My aim is to examine logical types in Principia Mathematica from two (partly independent) perspectives. The first one pertains to the ambiguity of the notion of logical type as introduced in the Introduction (to the first edition). I claim that a distinction has to be made between types as called for in the context of paradoxes, and types as logical prototypes. The second perspective bears on typical ambiguity as described in Russell and Whitehead’s "Prefatory Statement of Symbolic Conventions", inasmuch as it lends itself to a comparison with specific systems of modern typed lambda-calculus. In particular, a recent paper shows that the theory of logical types can be formalized in the way of a lambda-calculus. This opens the way to an interesting reconciliation between type theories in the Russellian sense of the word, and type theories in the modern sense. But typical ambiguity is not taken into account in that paper. I would like to take up that question of typical ambiguity, by extending the typed lambda-calculus to be used.

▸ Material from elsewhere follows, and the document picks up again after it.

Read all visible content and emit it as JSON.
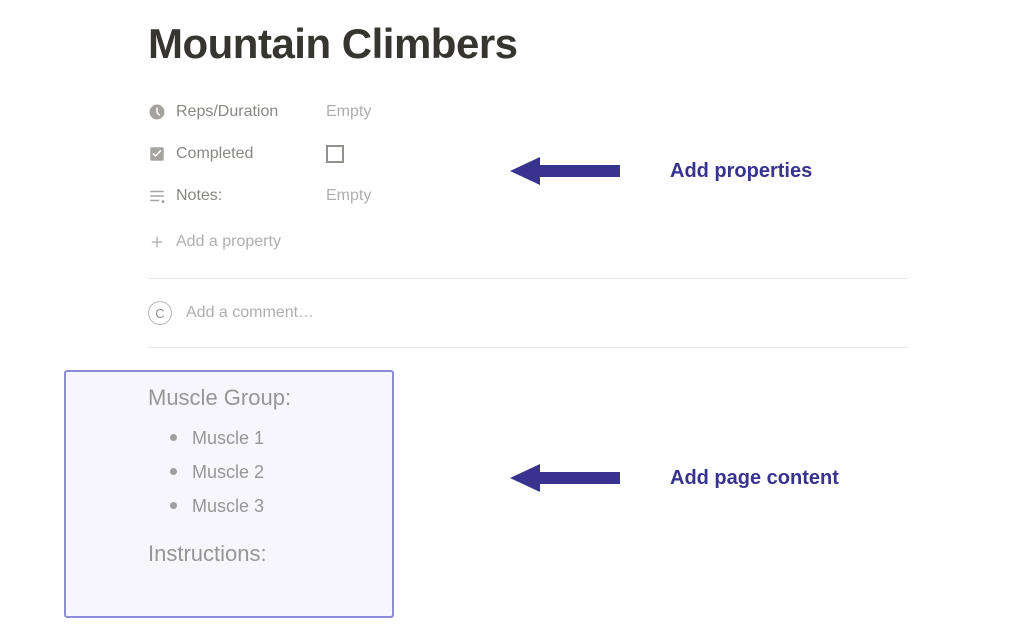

"Generality of Logical Types,"
Russell: the Journal of Bertrand Russell Studies:
1, Article 6.
Available at: http://digitalcommons.mcmaster.ca/russelljournal/vol31/iss1/6